# Where is the dc component?

So a ac filter doesnt allow the dc component to pass through it, so the dc component would take a altetnative path where as the ac component would easily pass through it. My question is, where is dc component in the input wave?

• It depends on what kind of signal. Every kind of signal can be represented by a sum of sine, cosine and a DC component. – Long Pham Sep 11 '18 at 14:26
• I'm not sure I understand the question, but if the filter blocks DC, then it doesn't "go" anywhere. It simply appears across whatever component inside the filter that's doing the blocking, such as a capacitor. – Dave Tweed Sep 11 '18 at 14:49
• @LongPham, to be more precise, every periodic signal can be decomposed into a sum of sinusoids and a DC component.
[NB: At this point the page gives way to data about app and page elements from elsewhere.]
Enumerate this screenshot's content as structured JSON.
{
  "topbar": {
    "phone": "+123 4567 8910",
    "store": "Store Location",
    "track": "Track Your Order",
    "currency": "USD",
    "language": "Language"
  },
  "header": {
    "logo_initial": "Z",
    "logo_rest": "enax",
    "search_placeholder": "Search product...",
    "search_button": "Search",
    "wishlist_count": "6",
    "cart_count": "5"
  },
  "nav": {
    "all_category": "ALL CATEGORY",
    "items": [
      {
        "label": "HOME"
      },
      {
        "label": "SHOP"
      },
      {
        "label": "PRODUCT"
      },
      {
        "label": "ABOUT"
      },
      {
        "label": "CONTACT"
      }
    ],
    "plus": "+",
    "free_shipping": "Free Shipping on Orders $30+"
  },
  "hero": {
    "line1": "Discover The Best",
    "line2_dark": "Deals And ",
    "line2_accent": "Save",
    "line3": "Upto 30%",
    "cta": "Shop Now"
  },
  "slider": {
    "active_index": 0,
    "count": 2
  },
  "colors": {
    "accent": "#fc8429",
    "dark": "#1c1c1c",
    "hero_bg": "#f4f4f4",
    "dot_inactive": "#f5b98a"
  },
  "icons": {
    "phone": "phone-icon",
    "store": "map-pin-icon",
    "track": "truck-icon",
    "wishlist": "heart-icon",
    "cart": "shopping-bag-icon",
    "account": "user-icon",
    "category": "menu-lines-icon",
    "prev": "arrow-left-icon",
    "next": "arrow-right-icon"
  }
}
Finite, non-periodic signals can be approximately understood by pretending that they were snipped from an infinitely long periodic signal. – user197845 Sep 11 '18 at 14:57
• @besmirched: To be even more precise, nonperiodic signals can be represented with sines and cosines if you allow an infinite number of them. The Fourier Transform does not require periodicity. – Dave Tweed Sep 11 '18 at 15:04
• @DaveTweed I dont know anything about fourier series etc... It will probably start next semester... So you are saying the input sine wave can be expressed as a sum of trig terms, and as we approach infinity the graph of the terms become flatter and flatter? ie a dc component? – Manav Shetty Sep 11 '18 at 17:31

## 1 Answer

DC component is the average amplitude over a cycle time period of the signal. So, basically in simple terms you can call the DC component as the bias given to an oscillating signal. For a sinusoidal signal with no bias it would be 0.